Instructions for the task
Once you have read the entries below, write them all out again exactly.

Stored data
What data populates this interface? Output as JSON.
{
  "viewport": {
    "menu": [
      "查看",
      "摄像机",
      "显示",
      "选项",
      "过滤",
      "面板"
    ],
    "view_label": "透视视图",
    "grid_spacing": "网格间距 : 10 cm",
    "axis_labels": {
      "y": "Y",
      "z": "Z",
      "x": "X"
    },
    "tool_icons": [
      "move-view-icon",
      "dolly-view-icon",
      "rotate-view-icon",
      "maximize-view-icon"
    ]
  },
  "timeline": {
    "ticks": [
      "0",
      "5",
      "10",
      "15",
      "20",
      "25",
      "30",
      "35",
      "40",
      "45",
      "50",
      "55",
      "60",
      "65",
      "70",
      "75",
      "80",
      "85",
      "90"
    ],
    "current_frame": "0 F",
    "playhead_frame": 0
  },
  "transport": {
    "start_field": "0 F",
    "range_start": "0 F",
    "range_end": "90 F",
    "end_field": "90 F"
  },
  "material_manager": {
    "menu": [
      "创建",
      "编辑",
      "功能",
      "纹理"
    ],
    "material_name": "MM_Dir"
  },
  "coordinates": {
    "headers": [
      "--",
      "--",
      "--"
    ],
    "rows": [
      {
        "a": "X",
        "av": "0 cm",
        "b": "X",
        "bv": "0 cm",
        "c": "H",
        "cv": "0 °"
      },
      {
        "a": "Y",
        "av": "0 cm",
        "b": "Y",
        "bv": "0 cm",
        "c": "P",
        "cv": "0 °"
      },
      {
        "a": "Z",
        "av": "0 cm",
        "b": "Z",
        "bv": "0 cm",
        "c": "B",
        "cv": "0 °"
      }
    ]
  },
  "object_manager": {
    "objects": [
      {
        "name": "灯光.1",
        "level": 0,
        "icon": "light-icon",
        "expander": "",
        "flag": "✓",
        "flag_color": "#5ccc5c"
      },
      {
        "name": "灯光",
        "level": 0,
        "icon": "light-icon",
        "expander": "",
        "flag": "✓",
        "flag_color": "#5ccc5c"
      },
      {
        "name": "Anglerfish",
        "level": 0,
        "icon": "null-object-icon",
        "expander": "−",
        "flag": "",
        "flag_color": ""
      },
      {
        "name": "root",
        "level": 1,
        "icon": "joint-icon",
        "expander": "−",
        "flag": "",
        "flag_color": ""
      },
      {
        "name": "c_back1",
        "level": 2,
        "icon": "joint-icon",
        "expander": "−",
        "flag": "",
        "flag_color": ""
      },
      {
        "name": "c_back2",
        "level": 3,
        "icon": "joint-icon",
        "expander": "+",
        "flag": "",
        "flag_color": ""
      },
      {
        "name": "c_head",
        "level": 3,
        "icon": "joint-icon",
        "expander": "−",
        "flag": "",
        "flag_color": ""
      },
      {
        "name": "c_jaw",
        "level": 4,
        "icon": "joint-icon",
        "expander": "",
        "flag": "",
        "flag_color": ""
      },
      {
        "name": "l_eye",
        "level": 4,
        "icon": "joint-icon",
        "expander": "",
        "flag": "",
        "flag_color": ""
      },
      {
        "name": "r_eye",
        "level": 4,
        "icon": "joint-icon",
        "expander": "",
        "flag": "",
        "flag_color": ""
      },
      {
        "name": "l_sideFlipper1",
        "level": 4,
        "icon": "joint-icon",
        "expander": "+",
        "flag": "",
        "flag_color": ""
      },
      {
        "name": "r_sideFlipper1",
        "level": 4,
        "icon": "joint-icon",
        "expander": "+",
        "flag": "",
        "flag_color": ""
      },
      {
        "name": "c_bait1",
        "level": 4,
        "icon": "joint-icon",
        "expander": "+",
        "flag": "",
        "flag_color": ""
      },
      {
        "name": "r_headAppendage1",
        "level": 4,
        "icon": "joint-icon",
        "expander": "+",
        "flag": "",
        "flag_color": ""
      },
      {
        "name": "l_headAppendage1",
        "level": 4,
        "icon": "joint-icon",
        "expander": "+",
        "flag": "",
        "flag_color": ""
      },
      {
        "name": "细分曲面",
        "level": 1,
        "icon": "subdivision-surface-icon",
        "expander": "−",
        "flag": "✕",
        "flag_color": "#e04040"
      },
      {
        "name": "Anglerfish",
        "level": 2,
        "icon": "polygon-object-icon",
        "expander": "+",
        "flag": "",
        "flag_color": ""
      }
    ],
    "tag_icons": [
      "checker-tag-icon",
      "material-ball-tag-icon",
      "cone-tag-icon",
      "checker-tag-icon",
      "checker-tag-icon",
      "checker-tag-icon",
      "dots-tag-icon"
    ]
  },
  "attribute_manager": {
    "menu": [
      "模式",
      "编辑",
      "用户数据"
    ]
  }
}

Expected output
What data populates this interface? Output as JSON.
{
  "viewport": {
    "menu": [
      "查看",
      "摄像机",
      "显示",
      "选项",
      "过滤",
      "面板"
    ],
    "view_label": "透视视图",
    "grid_spacing": "网格间距 : 10 cm",
    "axis_labels": {
      "y": "Y",
      "z": "Z",
      "x": "X"
    },
    "tool_icons": [
      "move-view-icon",
      "dolly-view-icon",
      "rotate-view-icon",
      "maximize-view-icon"
    ]
  },
  "timeline": {
    "ticks": [
      "0",
      "5",
      "10",
      "15",
      "20",
      "25",
      "30",
      "35",
      "40",
      "45",
      "50",
      "55",
      "60",
      "65",
      "70",
      "75",
      "80",
      "85",
      "90"
    ],
    "current_frame": "0 F",
    "playhead_frame": 0
  },
  "transport": {
    "start_field": "0 F",
    "range_start": "0 F",
    "range_end": "90 F",
    "end_field": "90 F"
  },
  "material_manager": {
    "menu": [
      "创建",
      "编辑",
      "功能",
      "纹理"
    ],
    "material_name": "MM_Dir"
  },
  "coordinates": {
    "headers": [
      "--",
      "--",
      "--"
    ],
    "rows": [
      {
        "a": "X",
        "av": "0 cm",
        "b": "X",
        "bv": "0 cm",
        "c": "H",
        "cv": "0 °"
      },
      {
        "a": "Y",
        "av": "0 cm",
        "b": "Y",
        "bv": "0 cm",
        "c": "P",
        "cv": "0 °"
      },
      {
        "a": "Z",
        "av": "0 cm",
        "b": "Z",
        "bv": "0 cm",
        "c": "B",
        "cv": "0 °"
      }
    ]
  },
  "object_manager": {
    "objects": [
      {
        "name": "灯光.1",
        "level": 0,
        "icon": "light-icon",
        "expander": "",
        "flag": "✓",
        "flag_color": "#5ccc5c"
      },
      {
        "name": "灯光",
        "level": 0,
        "icon": "light-icon",
        "expander": "",
        "flag": "✓",
        "flag_color": "#5ccc5c"
      },
      {
        "name": "Anglerfish",
        "level": 0,
        "icon": "null-object-icon",
        "expander": "−",
        "flag": "",
        "flag_color": ""
      },
      {
        "name": "root",
        "level": 1,
        "icon": "joint-icon",
        "expander": "−",
        "flag": "",
        "flag_color": ""
      },
      {
        "name": "c_back1",
        "level": 2,
        "icon": "joint-icon",
        "expander": "−",
        "flag": "",
        "flag_color": ""
      },
      {
        "name": "c_back2",
        "level": 3,
        "icon": "joint-icon",
        "expander": "+",
        "flag": "",
        "flag_color": ""
      },
      {
        "name": "c_head",
        "level": 3,
        "icon": "joint-icon",
        "expander": "−",
        "flag": "",
        "flag_color": ""
      },
      {
        "name": "c_jaw",
        "level": 4,
        "icon": "joint-icon",
        "expander": "",
        "flag": "",
        "flag_color": ""
      },
      {
        "name": "l_eye",
        "level": 4,
        "icon": "joint-icon",
        "expander": "",
        "flag": "",
        "flag_color": ""
      },
      {
        "name": "r_eye",
        "level": 4,
        "icon": "joint-icon",
        "expander": "",
        "flag": "",
        "flag_color": ""
      },
      {
        "name": "l_sideFlipper1",
        "level": 4,
        "icon": "joint-icon",
        "expander": "+",
        "flag": "",
        "flag_color": ""
      },
      {
        "name": "r_sideFlipper1",
        "level": 4,
        "icon": "joint-icon",
        "expander": "+",
        "flag": "",
        "flag_color": ""
      },
      {
        "name": "c_bait1",
        "level": 4,
        "icon": "joint-icon",
        "expander": "+",
        "flag": "",
        "flag_color": ""
      },
      {
        "name": "r_headAppendage1",
        "level": 4,
        "icon": "joint-icon",
        "expander": "+",
        "flag": "",
        "flag_color": ""
      },
      {
        "name": "l_headAppendage1",
        "level": 4,
        "icon": "joint-icon",
        "expander": "+",
        "flag": "",
        "flag_color": ""
      },
      {
        "name": "细分曲面",
        "level": 1,
        "icon": "subdivision-surface-icon",
        "expander": "−",
        "flag": "✕",
        "flag_color": "#e04040"
      },
      {
        "name": "Anglerfish",
        "level": 2,
        "icon": "polygon-object-icon",
        "expander": "+",
        "flag": "",
        "flag_color": ""
      }
    ],
    "tag_icons": [
      "checker-tag-icon",
      "material-ball-tag-icon",
      "cone-tag-icon",
      "checker-tag-icon",
      "checker-tag-icon",
      "checker-tag-icon",
      "dots-tag-icon"
    ]
  },
  "attribute_manager": {
    "menu": [
      "模式",
      "编辑",
      "用户数据"
    ]
  }
}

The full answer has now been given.